There used to be an inch of difference between the two main British political parties. But, as the Australian 1960s radical and Oz magazine editor Richard Neville said, it was in that inch that we all lived. By “we all”, I think he meant those of us who liked to say unpopular, unconventional and radical things. I don’t think much of what Mr Neville said and thought, and I expect this mutual. But that’s the point. We’d also (I like to think) both defend the other’s right to annoy, and assume that in a civilised country we could do so.
That inch has more or less disappeared. It hasn’t even been replaced by a foreign, EU-imposed centimetre. It’s just gone. And I already detect a dangerous narrowing of debate as a result. Since David Cameron conquered the Tory party for the left, anyone who takes genuinely conservative political positions will find public platforms less accessible. I have a small private barometer which measures this. It is called the BBC. For several years, I enjoyed a small but persistent income from various parts of the BBC, which in those days felt obliged — in the interests of “balance”, to give a few minutes airtime on news and current affairs programmes to spokesmen of a morally and culturally conservative sort. Each April I tot up the many small packets of money paid for these outings — usually in bizarre BBC quantities like £26.47 or £42.60 — and declare them to the Inland Revenue.
Since Mr Cameron’s triumph, they have dwindled to almost nothing. There are still one or two, and a few others who are more or less in my position are allowed near the microphone from time to time. But Mr Cameron has brought the two major parties so close together on these matters that ‘balance’ no longer requires my presence.

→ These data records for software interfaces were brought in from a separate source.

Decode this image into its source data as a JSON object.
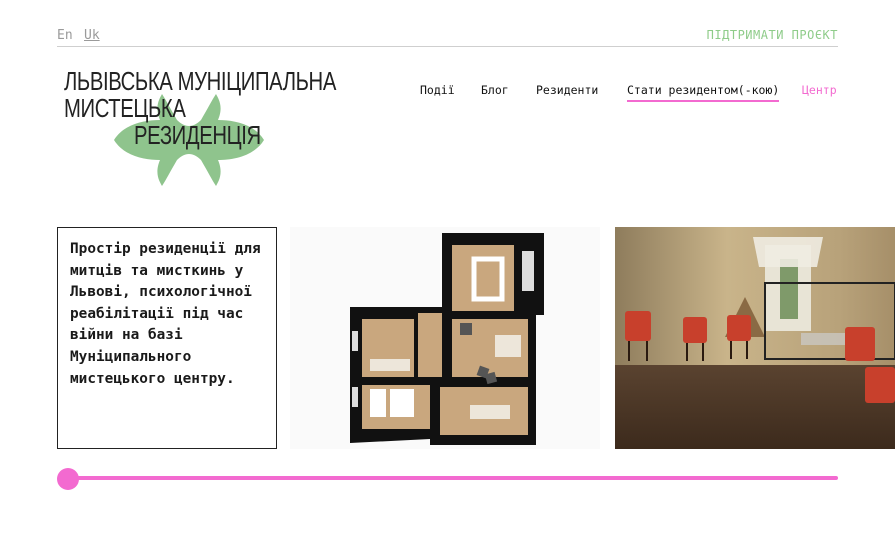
{
  "header": {
    "lang_en": "En",
    "lang_uk": "Uk",
    "support_link": "ПІДТРИМАТИ ПРОЄКТ"
  },
  "logo": {
    "line1": "ЛЬВІВСЬКА МУНІЦИПАЛЬНА",
    "line2": "МИСТЕЦЬКА",
    "line3": "РЕЗИДЕНЦІЯ"
  },
  "nav": {
    "items": [
      {
        "label": "Події"
      },
      {
        "label": "Блог"
      },
      {
        "label": "Резиденти"
      },
      {
        "label": "Стати резидентом(-кою)"
      },
      {
        "label": "Центр"
      }
    ]
  },
  "hero": {
    "description": "Простір резиденції для митців та мисткинь у Львові, психологічної реабілітації під час війни на базі Муніципального мистецького центру."
  },
  "slider": {
    "position": 0
  },
  "colors": {
    "accent_pink": "#f36ad0",
    "accent_green": "#8fc48d",
    "floor_wood": "#c9a77e"
  }
}
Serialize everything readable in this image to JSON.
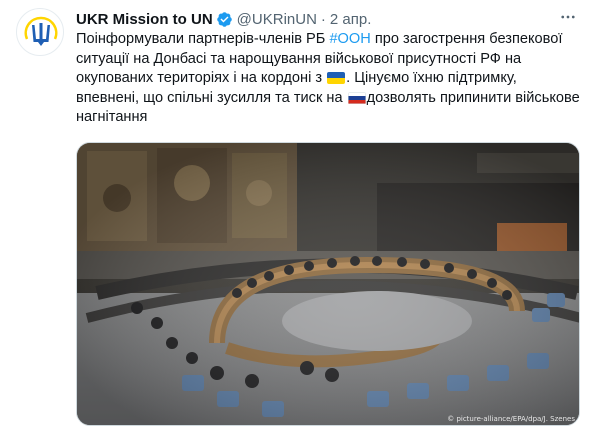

The BBC, which is a body with strong opinions of its own, Fabian, culturally leftish, pro-EU, republican, performs roughly the same role that the medieval church once did, and the established Church of England did when it was still powerful. It regulates what can and cannot be discussed where many will listen or see. Books are still published, and some newspapers still have powerful circulations — though these are mainly limited to groups of the like-minded, and so ensure that newspaper commentators are — more often than not — preaching to their own supporters. But real influence is conferred by access to the airwaves of Radio 4, BBC1 and BBC2. No regulator controls that access. The BBC decides, and it decides on the basis of a canny, ruthless and self-interested assessment of how things stand. I enjoy (and understand) the paradox that this narrowing of the spectrum has been accompanied by a much kinder treatment of the Conservative party. This is of course because it is no longer at all conservative.
There’s another problem linked to this. Anyone who writes anything controversial in this country will be used to the letters and emails which then arrive, in which the complainant claims to have been “insulted” by the opinion expressed. Of course she’s not (the alleged insultee is more often female than male). What she means is that she finds the expression of this opinion intolerable, and would like to prevent it happening again. In most cases, these complaints concern issues of conflict between traditional religious moral positions, and modern sexual and moral beliefs. Censorship of contrary opinions is increasingly popular, and desired as a morally defensible good aim (in their view) by growing numbers of people. All of them would say if challenged that they believed in free speech. But only when it doesn’t “insult” or “offend” them. In which case they don’t believe in it at all.
The dreary conventional wisdom of the “centre” in politics is therefore not just miserable in itself (as I contend). Its growing ascendancy over the political, media and academic classes means that many important and legitimate opinions are increasingly denied respectable outlets, and disconnected from reputable political movements. Our old adversarial system, which provided an inch of space in which the unpopular or unconventional could flourish, badly needs reviving.
The Broken Compass: How British Politics lost its way by Peter Hitchens is published by Continuum Books.